Huge cruise ships dock at Mahahual and the malecon (boardwalk) is full of restaurants and vendors who cater to the arriving, unsuspecting tourists. While there, two very large cruise ships docked and a torment of tourists flooded the beaches and malecon. One ship had the capacity for 4,500 persons, the other about 3,000. That equates to lots of Gringo dollars for the Mexican economy and the vendors and the restaurateurs are right there with their hands out. The unsuspecting tourist is also right there with wallets wide open and “eyes wide shut”!. For the vendors and restaurateurs, this is a match made in heaven!

Time to talk a bit about discrimination. Not being the “new kid on the malecon”, so to speak, I quickly learned that the vendors have two prices and most restaurants have two menus! And they all readily admit to it!! One price for the locals, while the other is for the unsuspecting Gringo tourists off the boats! The Gringo prices are inflated as much as 400%! I don’t mind a person working for a living and making a buck, but to me, this is equivalent to date rape! I held fast and refused to pay the prices for the few things I wanted from the vendors, and I managed to pay what I consider to be the normal price. If you go on a cruise, anywhere, not just Mexico, it would definitely pay you to do a little homework regarding prices and this sort of thing.

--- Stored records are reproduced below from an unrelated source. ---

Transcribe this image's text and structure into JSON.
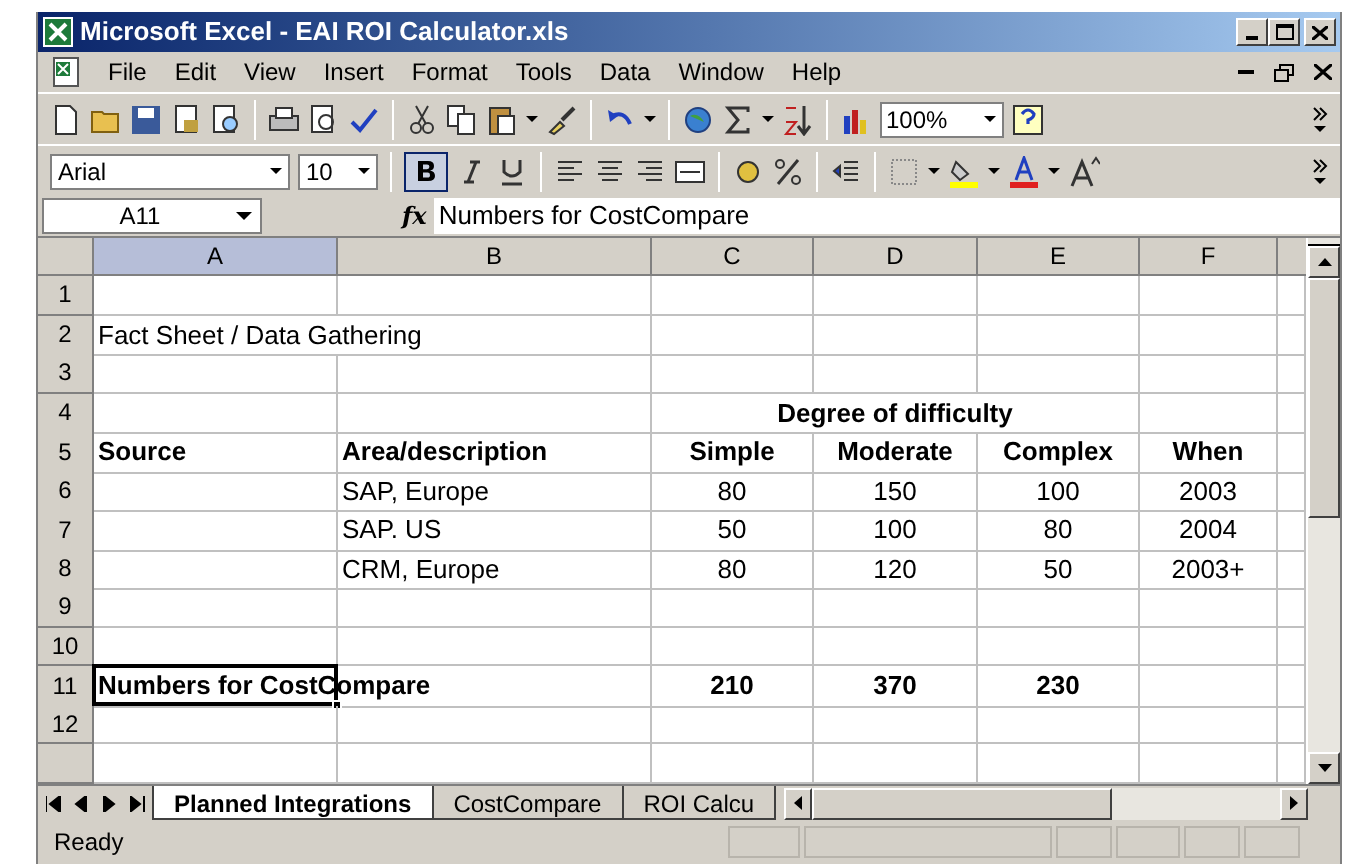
{
  "window": {
    "title": "Microsoft Excel - EAI ROI Calculator.xls"
  },
  "menu": [
    "File",
    "Edit",
    "View",
    "Insert",
    "Format",
    "Tools",
    "Data",
    "Window",
    "Help"
  ],
  "standard_toolbar": {
    "zoom": "100%"
  },
  "formatting_toolbar": {
    "font": "Arial",
    "size": "10",
    "bold_pressed": true
  },
  "formula_bar": {
    "name_box": "A11",
    "fx": "fx",
    "formula": "Numbers for CostCompare"
  },
  "columns": [
    {
      "label": "A",
      "selected": true
    },
    {
      "label": "B",
      "selected": false
    },
    {
      "label": "C",
      "selected": false
    },
    {
      "label": "D",
      "selected": false
    },
    {
      "label": "E",
      "selected": false
    },
    {
      "label": "F",
      "selected": false
    }
  ],
  "rows": [
    {
      "label": "1",
      "cells": {}
    },
    {
      "label": "2",
      "cells": {
        "A": {
          "text": "Fact Sheet / Data Gathering",
          "bold": false
        }
      }
    },
    {
      "label": "3",
      "cells": {}
    },
    {
      "label": "4",
      "cells": {
        "D": {
          "text": "Degree of difficulty",
          "bold": true
        }
      }
    },
    {
      "label": "5",
      "cells": {
        "A": {
          "text": "Source",
          "bold": true
        },
        "B": {
          "text": "Area/description",
          "bold": true
        },
        "C": {
          "text": "Simple",
          "bold": true
        },
        "D": {
          "text": "Moderate",
          "bold": true
        },
        "E": {
          "text": "Complex",
          "bold": true
        },
        "F": {
          "text": "When",
          "bold": true
        }
      }
    },
    {
      "label": "6",
      "cells": {
        "B": {
          "text": "SAP, Europe",
          "bold": false
        },
        "C": {
          "text": "80",
          "bold": false
        },
        "D": {
          "text": "150",
          "bold": false
        },
        "E": {
          "text": "100",
          "bold": false
        },
        "F": {
          "text": "2003",
          "bold": false
        }
      }
    },
    {
      "label": "7",
      "cells": {
        "B": {
          "text": "SAP. US",
          "bold": false
        },
        "C": {
          "text": "50",
          "bold": false
        },
        "D": {
          "text": "100",
          "bold": false
        },
        "E": {
          "text": "80",
          "bold": false
        },
        "F": {
          "text": "2004",
          "bold": false
        }
      }
    },
    {
      "label": "8",
      "cells": {
        "B": {
          "text": "CRM, Europe",
          "bold": false
        },
        "C": {
          "text": "80",
          "bold": false
        },
        "D": {
          "text": "120",
          "bold": false
        },
        "E": {
          "text": "50",
          "bold": false
        },
        "F": {
          "text": "2003+",
          "bold": false
        }
      }
    },
    {
      "label": "9",
      "cells": {}
    },
    {
      "label": "10",
      "cells": {}
    },
    {
      "label": "11",
      "cells": {
        "A": {
          "text": "Numbers for CostCompare",
          "bold": true,
          "selected": true
        },
        "C": {
          "text": "210",
          "bold": true
        },
        "D": {
          "text": "370",
          "bold": true
        },
        "E": {
          "text": "230",
          "bold": true
        }
      }
    },
    {
      "label": "12",
      "cells": {}
    }
  ],
  "sheet_tabs": [
    {
      "label": "Planned Integrations",
      "selected": true
    },
    {
      "label": "CostCompare",
      "selected": false
    },
    {
      "label": "ROI Calcu",
      "selected": false
    }
  ],
  "status_bar": "Ready"
}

On a much brighter note, we did manage to find a new little place on the malecon that was selling 16 ounce draft beers for only $1.00 US, and shots of tequila from a barrel no less, for the same price. Yes, I partook (is that a good word?), but did not over indulge (too much). So, I was dancing on the malecon to old disco songs – so what! Everyone enjoyed it! My dance partner and I had a great time as her husband doesn’t do much dancing.

The Mexican Caribbean is a beautiful place to spend some time, so if you get a chance, go. But my dear Gringo friends, be forewarned about the discrimination in pricing!

Caveat emptor!

The waters of the Caribbean are quite nice, but when it gets windy and cool, the tourists, and even the locals, disappear!

The hotel was quite comfortable, the pool quite inviting, the weather quite uncooperative!

All said and done though, the Mexican Caribbean is a delightful place to behold. The crystal clear blue waters are quite different than the waters we see on the other side of the Yucatan Peninsula where I live. Our beaches are still exceptionally nice and the waters are also crystal clear, but the waters are green! Not with algae, but that's just how Mother Nature painted it!

You pay dearly for "blue" vs. "green", that's for sure! But, don't miss the opportunity to go if you are fortunate enough to have the chance to do so.

Tuesday, February 3, 2009

¡Picasso en Merida!

Pablo Ruiz Picasso, the father of “cubism”, was born in Malaga, Spain on October 25, 1881. He had a long and fruitful life, passing away on April 8, 1973, in Mougins, France. His legacy will undoubtedly survive the ravishes of time in the form of his highly acclaimed cubist sketches and paintings.

Here in Merida, we are fortunate to have several fine art galleries and museums. One of those museums, the Olimpio, managed to book the traveling exhibition from the Picasso Museum in Malaga, Spain, which included some 66 Picasso sketches and paintings for exhibition.

I have been fortunate to see many great works of art, but never a Picasso! Admission was free, so off I went. There were strict security measures to enter the exhibit, which was anticipated. Several police stood guard with AK 47’s, and various other weapons should the need arise!

The exhibit was presented well, but unfortunately, I thought the lighting could have been much better. Lots of folks were squinting to see the sketches and read the write-ups about them. I didn’t bring my glasses, so I was pretty much at a loss!

After viewing the exhibit, I came to the conclusion that I am not a fan of cubism (even if I were able to read the write-ups)! However, I was fortunate to see this Master’s work, but can think of several other artists I would much prefer to view.

It was “OK”, and I’m really glad it was free!